On June 8, 2011, the UK Advertising Standards Authority (ASA) found that online coupon provider Groupon, Inc. had misrepresented the ordinary selling price of a third party service that was advertised to Groupon’s online subscribers, and ordered Groupon to remove the advertisement from circulation.  The ASA also ordered Groupon to ensure its compliance with proper advertising policies, so as to prevent similar events in the future.  The decision is one of several regulatory decisions by the ASA in recent months, illustrating that – despite disclaimers to the contrary in the terms of use - “deal-a-day” online websites offering “red flag” or “last minute” for third party products and services may not be immune to scrutiny for representations made in online advertising in the UK, and possibly elsewhere.  Whether such services could rely upon the exception in Canada’s Competition Act for those who “print, publish or otherwise disseminate” an advertisement has not been tested.

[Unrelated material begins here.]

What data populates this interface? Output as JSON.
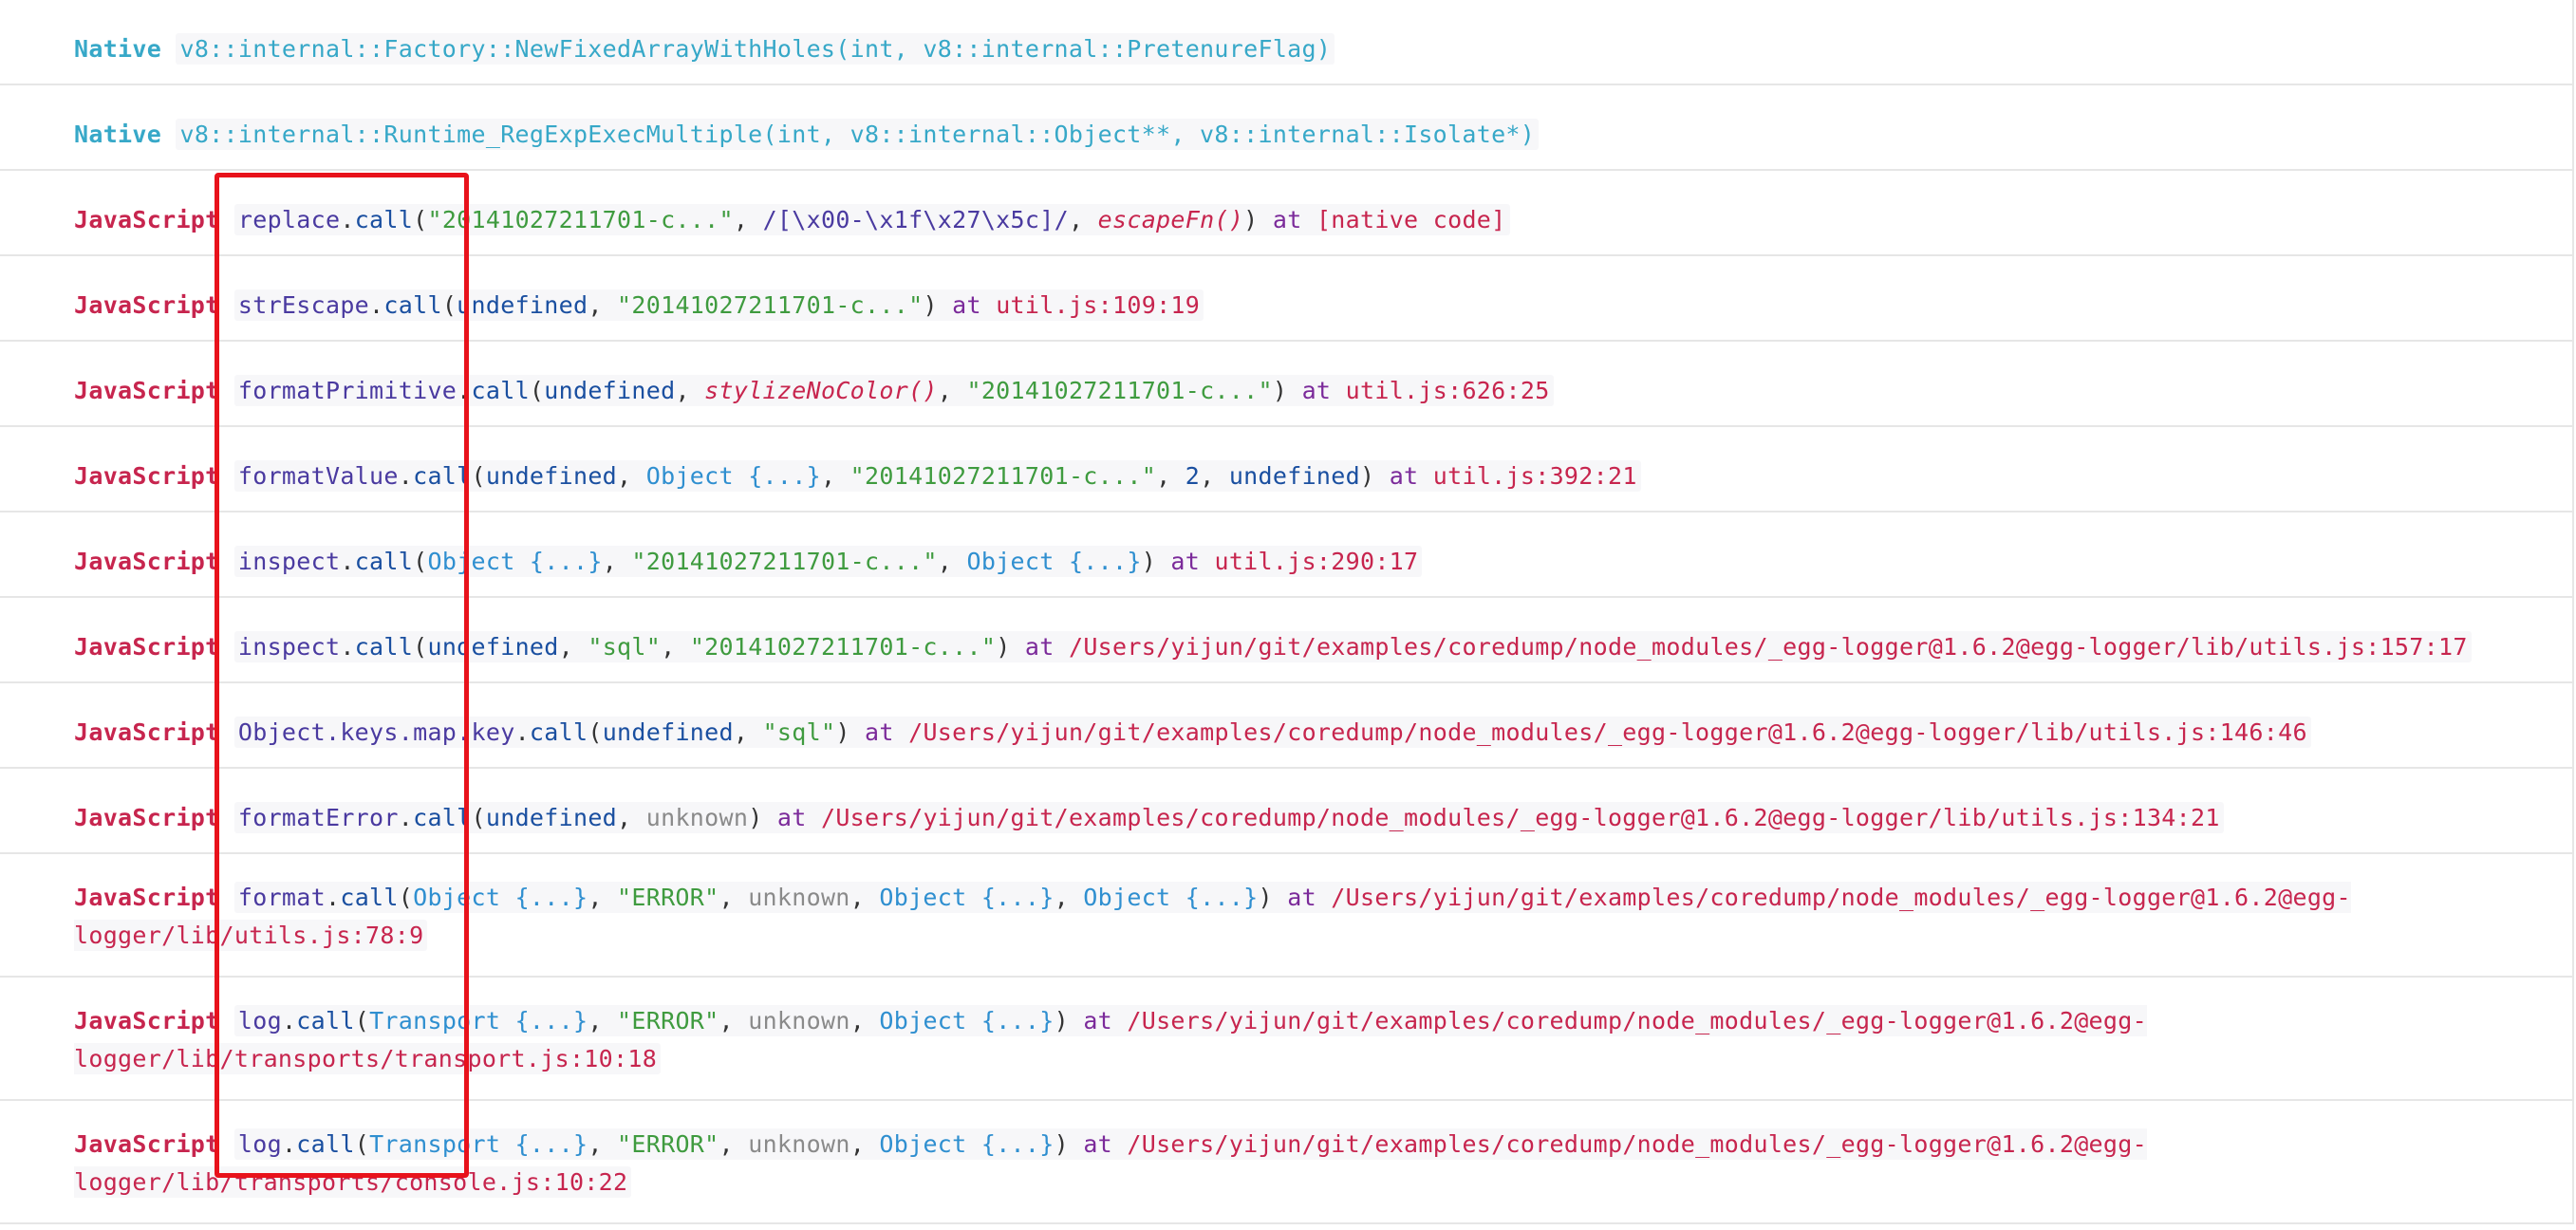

The ASA decision came in response to a complaint that Groupon had overstated the savings for a third party salon treatment that was offered to Groupon subscribers at “£24 instead of £90”. The ASA found that Groupon did not have adequate evidence to substantiate the ordinary selling price of £90 in order to make the savings claim (Groupon had relied on an e-mail price list provided by the third party salon which quoted the regular price of the treatment).  The ASA ruled that the advertisement could not appear again in its current form, and informed Groupon that it would need to obtain documentary evidence of its suppliers’ pre-discount prices for future advertising.

In Canada, Advertising Standards Canada (ASC) is a similar independent, self-regulated advertising body to the ASA in the UK, with a mandate to protect the integrity and viability of advertising in Canada by monitoring and enforcing compliance with the Canadian Code of Advertising Standards.  The ASC works along side regulators, such as the Competition Bureau in Canada, to enforce compliance with misleading advertising laws.

Under Canada’s Competition Act and the ASC’s Code, claims and representations made by advertisers must be supportable, and advertisements may not include exaggerated claims as to the worth or value of an advertised product or service, with the result that exaggerated savings claims or “sales” claims can and do attract consequences under Canadian misleading advertising laws.  As in the U.K., evidence in support of these claims would likely be required.  At the same time, there is an exception under section 74.07 of the Competition Act for companies that “print, publish or otherwise disseminate representations to the public in the ordinary course of their businesses”, such as newspapers and other media outlets selling advertising space, which may arguably apply to online coupon websites. 

Whether the U.K.’s decision will raise “red flags” in Canada for “deal-a-day” websites such as Groupon, LivingSocial, Yipit and Dealbot, remains to be seen.